• **Work order**:
Return all of the entries word for word, but omit the pictures they contain.
• • •
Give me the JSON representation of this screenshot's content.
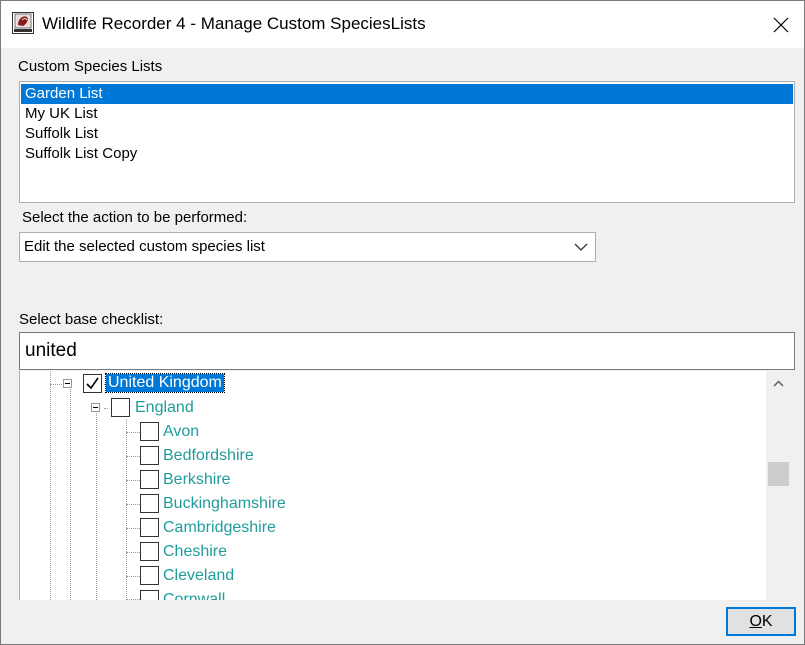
{
  "window": {
    "title": "Wildlife Recorder 4 - Manage Custom SpeciesLists",
    "app_icon": "wildlife-recorder-icon",
    "close_icon": "close-icon"
  },
  "custom_lists": {
    "label": "Custom Species Lists",
    "items": [
      {
        "label": "Garden List",
        "selected": true
      },
      {
        "label": "My UK List",
        "selected": false
      },
      {
        "label": "Suffolk List",
        "selected": false
      },
      {
        "label": "Suffolk List Copy",
        "selected": false
      }
    ]
  },
  "action": {
    "label": "Select the action to be performed:",
    "value": "Edit the selected custom species list",
    "dropdown_icon": "chevron-down-icon"
  },
  "checklist": {
    "label": "Select base checklist:",
    "search_value": "united",
    "tree": [
      {
        "label": "United Kingdom",
        "checked": true,
        "expanded": true,
        "selected": true
      },
      {
        "label": "England",
        "checked": false,
        "expanded": true,
        "selected": false
      },
      {
        "label": "Avon",
        "checked": false
      },
      {
        "label": "Bedfordshire",
        "checked": false
      },
      {
        "label": "Berkshire",
        "checked": false
      },
      {
        "label": "Buckinghamshire",
        "checked": false
      },
      {
        "label": "Cambridgeshire",
        "checked": false
      },
      {
        "label": "Cheshire",
        "checked": false
      },
      {
        "label": "Cleveland",
        "checked": false
      },
      {
        "label": "Cornwall",
        "checked": false
      }
    ]
  },
  "footer": {
    "ok_label": "OK",
    "ok_mnemonic": "O"
  },
  "colors": {
    "selection": "#0078d7",
    "tree_text": "#1f9c9c",
    "dialog_bg": "#f0f0f0"
  }
}
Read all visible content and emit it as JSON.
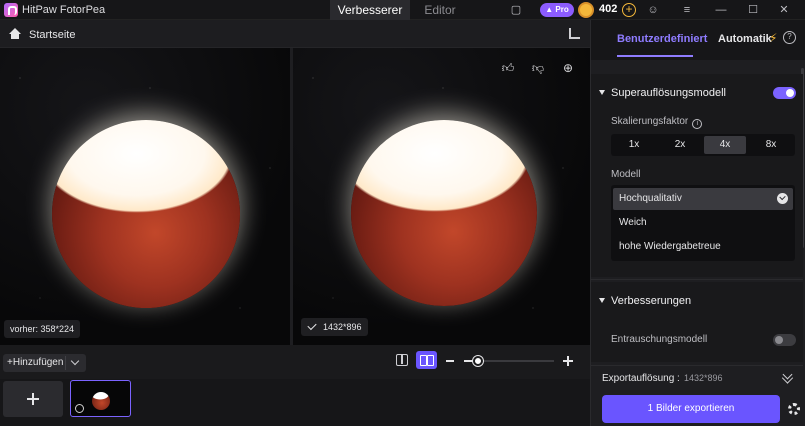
{
  "app": {
    "title": "HitPaw FotorPea",
    "tabs": [
      {
        "label": "Verbesserer",
        "active": true
      },
      {
        "label": "Editor",
        "active": false
      }
    ],
    "pro_label": "Pro",
    "coins": "402"
  },
  "breadcrumb": {
    "label": "Startseite"
  },
  "canvas": {
    "before_label": "vorher: 358*224",
    "after_label": "1432*896"
  },
  "toolbar": {
    "add_label": "Hinzufügen",
    "zoom_fraction": 0.15
  },
  "sidebar": {
    "tabs": [
      {
        "label": "Benutzerdefiniert",
        "active": true
      },
      {
        "label": "Automatik",
        "active": false
      }
    ],
    "superres": {
      "title": "Superauflösungsmodell",
      "enabled": true,
      "scale_label": "Skalierungsfaktor",
      "scales": [
        "1x",
        "2x",
        "4x",
        "8x"
      ],
      "selected_scale": "4x",
      "model_label": "Modell",
      "models": [
        "Hochqualitativ",
        "Weich",
        "hohe Wiedergabetreue"
      ],
      "selected_model": "Hochqualitativ"
    },
    "enhancements": {
      "title": "Verbesserungen",
      "denoise_label": "Entrauschungsmodell",
      "denoise_enabled": false
    },
    "export": {
      "resolution_label": "Exportauflösung :",
      "resolution_value": "1432*896",
      "button_label": "1 Bilder exportieren"
    }
  },
  "colors": {
    "accent": "#6a55ff",
    "accent_text": "#8f7cff",
    "coin": "#f5b83a"
  }
}
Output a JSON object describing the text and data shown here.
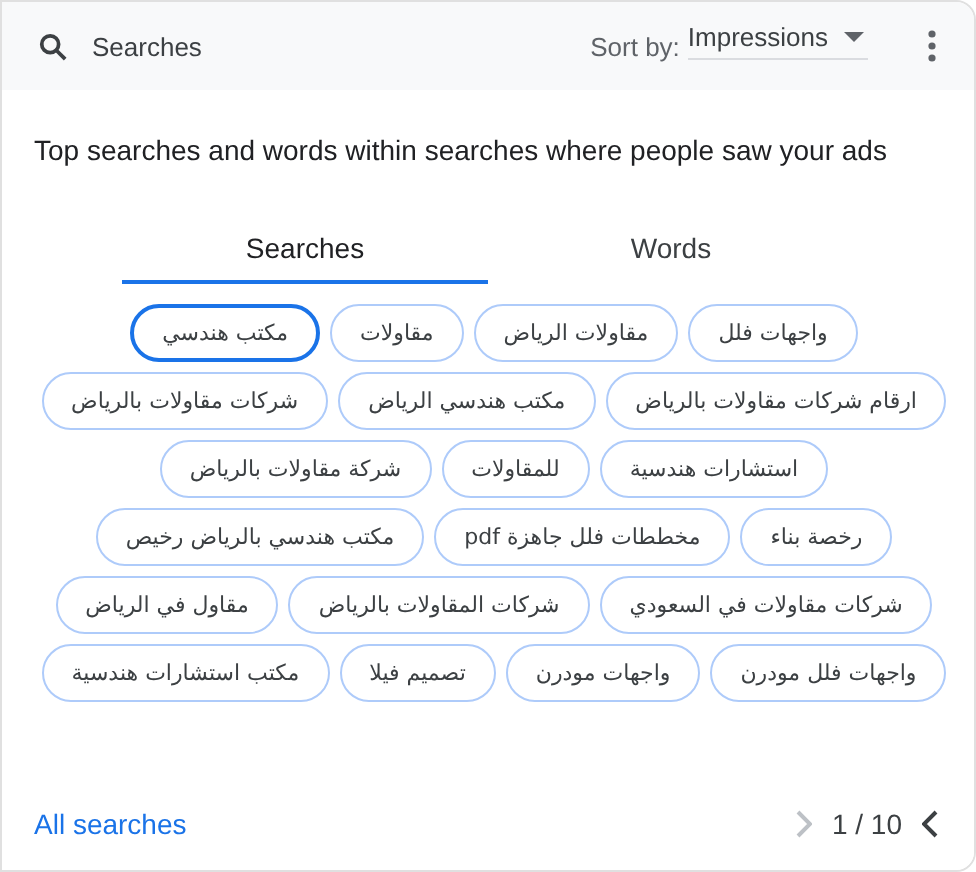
{
  "header": {
    "search_placeholder": "Searches",
    "sort_label": "Sort by:",
    "sort_value": "Impressions"
  },
  "description": "Top searches and words within searches where people saw your ads",
  "tabs": {
    "searches_tab": {
      "label": "Searches",
      "selected": true
    },
    "words_tab": {
      "label": "Words",
      "selected": false
    }
  },
  "chip_rows": [
    [
      {
        "label": "واجهات فلل",
        "selected": false
      },
      {
        "label": "مقاولات الرياض",
        "selected": false
      },
      {
        "label": "مقاولات",
        "selected": false
      },
      {
        "label": "مكتب هندسي",
        "selected": true
      }
    ],
    [
      {
        "label": "ارقام شركات مقاولات بالرياض",
        "selected": false
      },
      {
        "label": "مكتب هندسي الرياض",
        "selected": false
      },
      {
        "label": "شركات مقاولات بالرياض",
        "selected": false
      }
    ],
    [
      {
        "label": "استشارات هندسية",
        "selected": false
      },
      {
        "label": "للمقاولات",
        "selected": false
      },
      {
        "label": "شركة مقاولات بالرياض",
        "selected": false
      }
    ],
    [
      {
        "label": "رخصة بناء",
        "selected": false
      },
      {
        "label": "مخططات فلل جاهزة pdf",
        "selected": false
      },
      {
        "label": "مكتب هندسي بالرياض رخيص",
        "selected": false
      }
    ],
    [
      {
        "label": "شركات مقاولات في السعودي",
        "selected": false
      },
      {
        "label": "شركات المقاولات بالرياض",
        "selected": false
      },
      {
        "label": "مقاول في الرياض",
        "selected": false
      }
    ],
    [
      {
        "label": "واجهات فلل مودرن",
        "selected": false
      },
      {
        "label": "واجهات مودرن",
        "selected": false
      },
      {
        "label": "تصميم فيلا",
        "selected": false
      },
      {
        "label": "مكتب استشارات هندسية",
        "selected": false
      }
    ]
  ],
  "footer": {
    "link": "All searches",
    "page": "1 / 10",
    "next_disabled": true,
    "prev_disabled": false
  }
}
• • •
• **Output of the exercise**:
Give me the JSON representation of this screenshot's content.
{
  "window": {
    "title": "Wildlife Recorder 4 - Manage Custom SpeciesLists",
    "app_icon": "wildlife-recorder-icon",
    "close_icon": "close-icon"
  },
  "custom_lists": {
    "label": "Custom Species Lists",
    "items": [
      {
        "label": "Garden List",
        "selected": true
      },
      {
        "label": "My UK List",
        "selected": false
      },
      {
        "label": "Suffolk List",
        "selected": false
      },
      {
        "label": "Suffolk List Copy",
        "selected": false
      }
    ]
  },
  "action": {
    "label": "Select the action to be performed:",
    "value": "Edit the selected custom species list",
    "dropdown_icon": "chevron-down-icon"
  },
  "checklist": {
    "label": "Select base checklist:",
    "search_value": "united",
    "tree": [
      {
        "label": "United Kingdom",
        "checked": true,
        "expanded": true,
        "selected": true
      },
      {
        "label": "England",
        "checked": false,
        "expanded": true,
        "selected": false
      },
      {
        "label": "Avon",
        "checked": false
      },
      {
        "label": "Bedfordshire",
        "checked": false
      },
      {
        "label": "Berkshire",
        "checked": false
      },
      {
        "label": "Buckinghamshire",
        "checked": false
      },
      {
        "label": "Cambridgeshire",
        "checked": false
      },
      {
        "label": "Cheshire",
        "checked": false
      },
      {
        "label": "Cleveland",
        "checked": false
      },
      {
        "label": "Cornwall",
        "checked": false
      }
    ]
  },
  "footer": {
    "ok_label": "OK",
    "ok_mnemonic": "O"
  },
  "colors": {
    "selection": "#0078d7",
    "tree_text": "#1f9c9c",
    "dialog_bg": "#f0f0f0"
  }
}
Read all visible content and emit it as JSON.
{
  "app": {
    "title": "HitPaw FotorPea",
    "tabs": [
      {
        "label": "Verbesserer",
        "active": true
      },
      {
        "label": "Editor",
        "active": false
      }
    ],
    "pro_label": "Pro",
    "coins": "402"
  },
  "breadcrumb": {
    "label": "Startseite"
  },
  "canvas": {
    "before_label": "vorher: 358*224",
    "after_label": "1432*896"
  },
  "toolbar": {
    "add_label": "Hinzufügen",
    "zoom_fraction": 0.15
  },
  "sidebar": {
    "tabs": [
      {
        "label": "Benutzerdefiniert",
        "active": true
      },
      {
        "label": "Automatik",
        "active": false
      }
    ],
    "superres": {
      "title": "Superauflösungsmodell",
      "enabled": true,
      "scale_label": "Skalierungsfaktor",
      "scales": [
        "1x",
        "2x",
        "4x",
        "8x"
      ],
      "selected_scale": "4x",
      "model_label": "Modell",
      "models": [
        "Hochqualitativ",
        "Weich",
        "hohe Wiedergabetreue"
      ],
      "selected_model": "Hochqualitativ"
    },
    "enhancements": {
      "title": "Verbesserungen",
      "denoise_label": "Entrauschungsmodell",
      "denoise_enabled": false
    },
    "export": {
      "resolution_label": "Exportauflösung :",
      "resolution_value": "1432*896",
      "button_label": "1 Bilder exportieren"
    }
  },
  "colors": {
    "accent": "#6a55ff",
    "accent_text": "#8f7cff",
    "coin": "#f5b83a"
  }
}
Output a JSON object describing the text and data shown here.
{
  "header": {
    "search_placeholder": "Searches",
    "sort_label": "Sort by:",
    "sort_value": "Impressions"
  },
  "description": "Top searches and words within searches where people saw your ads",
  "tabs": {
    "searches_tab": {
      "label": "Searches",
      "selected": true
    },
    "words_tab": {
      "label": "Words",
      "selected": false
    }
  },
  "chip_rows": [
    [
      {
        "label": "واجهات فلل",
        "selected": false
      },
      {
        "label": "مقاولات الرياض",
        "selected": false
      },
      {
        "label": "مقاولات",
        "selected": false
      },
      {
        "label": "مكتب هندسي",
        "selected": true
      }
    ],
    [
      {
        "label": "ارقام شركات مقاولات بالرياض",
        "selected": false
      },
      {
        "label": "مكتب هندسي الرياض",
        "selected": false
      },
      {
        "label": "شركات مقاولات بالرياض",
        "selected": false
      }
    ],
    [
      {
        "label": "استشارات هندسية",
        "selected": false
      },
      {
        "label": "للمقاولات",
        "selected": false
      },
      {
        "label": "شركة مقاولات بالرياض",
        "selected": false
      }
    ],
    [
      {
        "label": "رخصة بناء",
        "selected": false
      },
      {
        "label": "مخططات فلل جاهزة pdf",
        "selected": false
      },
      {
        "label": "مكتب هندسي بالرياض رخيص",
        "selected": false
      }
    ],
    [
      {
        "label": "شركات مقاولات في السعودي",
        "selected": false
      },
      {
        "label": "شركات المقاولات بالرياض",
        "selected": false
      },
      {
        "label": "مقاول في الرياض",
        "selected": false
      }
    ],
    [
      {
        "label": "واجهات فلل مودرن",
        "selected": false
      },
      {
        "label": "واجهات مودرن",
        "selected": false
      },
      {
        "label": "تصميم فيلا",
        "selected": false
      },
      {
        "label": "مكتب استشارات هندسية",
        "selected": false
      }
    ]
  ],
  "footer": {
    "link": "All searches",
    "page": "1 / 10",
    "next_disabled": true,
    "prev_disabled": false
  }
}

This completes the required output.